Thomas Sargent, Martin Ellison, 24 November 2009

The Federal Reserve Open Market Committee has been criticised for making forecasts that are inferior to Federal Reserve staff forecasts. This column argues that FOMC forecasts are worst-case scenarios used to inform policy decisions, rather than best estimates of future events. It says that FOMC forecasts are a rational response to doubts about the staff’s model.

Willem Buiter, 25 March 2009

The last column in this series on fiscal aspects of central banking reviews the differences in fiscal backing for the Bank of England, the US Federal Reserve, and the European Central Bank.

Willem Buiter, 24 March 2009

The second of this four-column series on fiscal aspects of central banking discusses the institutional constraints on quantitative easing. It argues that the ECB can and should engage in quantitative easing since its independence gives it a credible non-inflationary exit strategy. The Fed, however, seems heading for a bout of inflation stemming from Congressional pressure. Buiter argues that the Bank of England’s situation lies between.

Charles Wyplosz, 20 July 2008

Should taxpayers bail out the banking system? One of the world’s leading international macroeconomists contrasts the Larry Summers “don’t-scare-off-the-investors” pro-bailout view with the Willem Buiter “they-ran-into-a wall-with-eyes-wide-open” anti-bailout view.
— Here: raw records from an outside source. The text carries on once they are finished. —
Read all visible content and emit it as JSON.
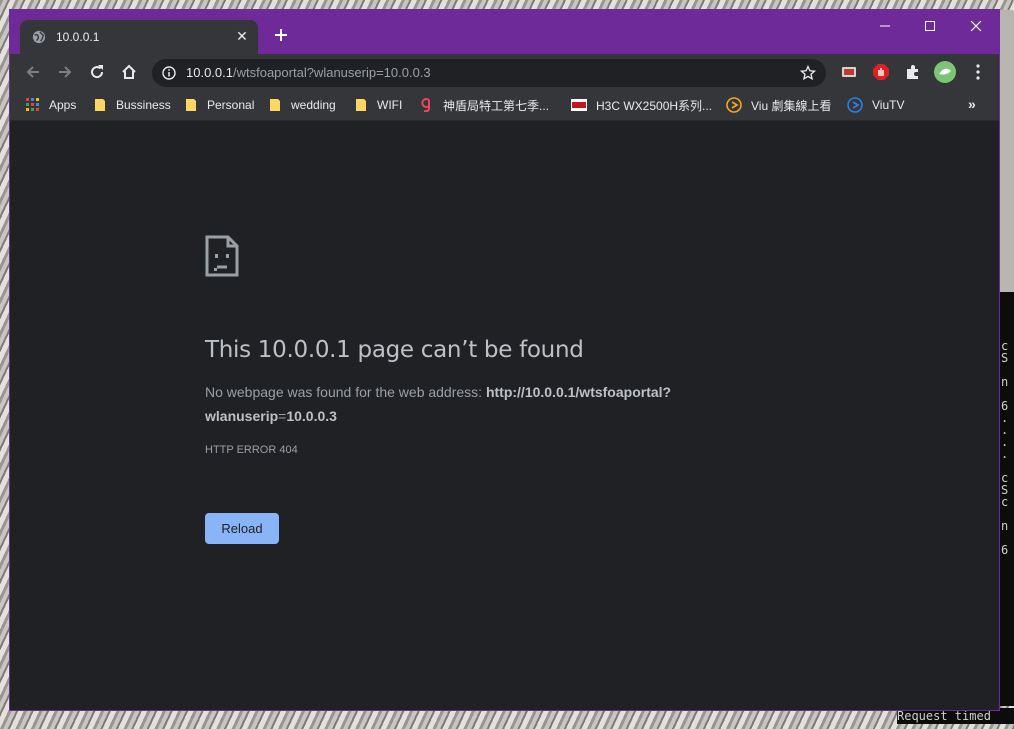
{
  "tab": {
    "title": "10.0.0.1",
    "close": "✕"
  },
  "address_bar": {
    "host": "10.0.0.1",
    "path": "/wtsfoaportal?wlanuserip=10.0.0.3"
  },
  "bookmarks": [
    {
      "label": "Apps",
      "icon": "apps-grid-icon"
    },
    {
      "label": "Bussiness",
      "icon": "folder-icon"
    },
    {
      "label": "Personal",
      "icon": "folder-icon"
    },
    {
      "label": "wedding",
      "icon": "folder-icon"
    },
    {
      "label": "WIFI",
      "icon": "folder-icon"
    },
    {
      "label": "神盾局特工第七季...",
      "icon": "site-favicon-icon"
    },
    {
      "label": "H3C WX2500H系列...",
      "icon": "h3c-favicon-icon"
    },
    {
      "label": "Viu 劇集線上看",
      "icon": "viu-icon"
    },
    {
      "label": "ViuTV",
      "icon": "viutv-icon"
    }
  ],
  "bookmarks_more": "»",
  "error": {
    "title": "This 10.0.0.1 page can’t be found",
    "desc_prefix": "No webpage was found for the web address: ",
    "desc_url_line1": "http://10.0.0.1/wtsfoaportal?",
    "desc_url_line2a": "wlanuserip",
    "desc_url_eq": "=",
    "desc_url_line2b": "10.0.0.3",
    "code": "HTTP ERROR 404",
    "reload_label": "Reload"
  },
  "background_console": {
    "glyphs": [
      "c",
      "S",
      "",
      "n",
      "",
      "6",
      ".",
      ".",
      ".",
      ".",
      "",
      "c",
      "S",
      "c",
      "",
      "n",
      "",
      "6"
    ],
    "bottom_text": "Request timed"
  },
  "colors": {
    "titlebar": "#6f2a99",
    "toolbar": "#35363a",
    "page_bg": "#202124",
    "reload_button": "#8ab4f8"
  }
}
He concludes that either way, taxpayers are always the losers. The best policy makers can do is to be merciless with shareholders and gentle with bank customers.

Mika Widgrén, 25 February 2008

The Fed’s policy changes seem nimble compared to the ECB’s. Here one of Europe’s leading analysts of voting mechanisms argues that the ECB’s institutional design accounts for the difference. Forthcoming ECB reforms are unlikely to alleviate the problem.

Stephen Cecchetti, 15 August 2007

A revised and updated version of the 13 August column on the basic how's and why's of what the Fed has been doing to calm financial markets.

Axel Leijonhufvud, 25 June 2007

An expansionary monetary policy and an historical conjuncture that happens to produce no inflation will lead to asset price inflation and deterioration of credit. At some stage, central banks will have to mop the liquidity or see inflation do it for them.



CEPR Policy Research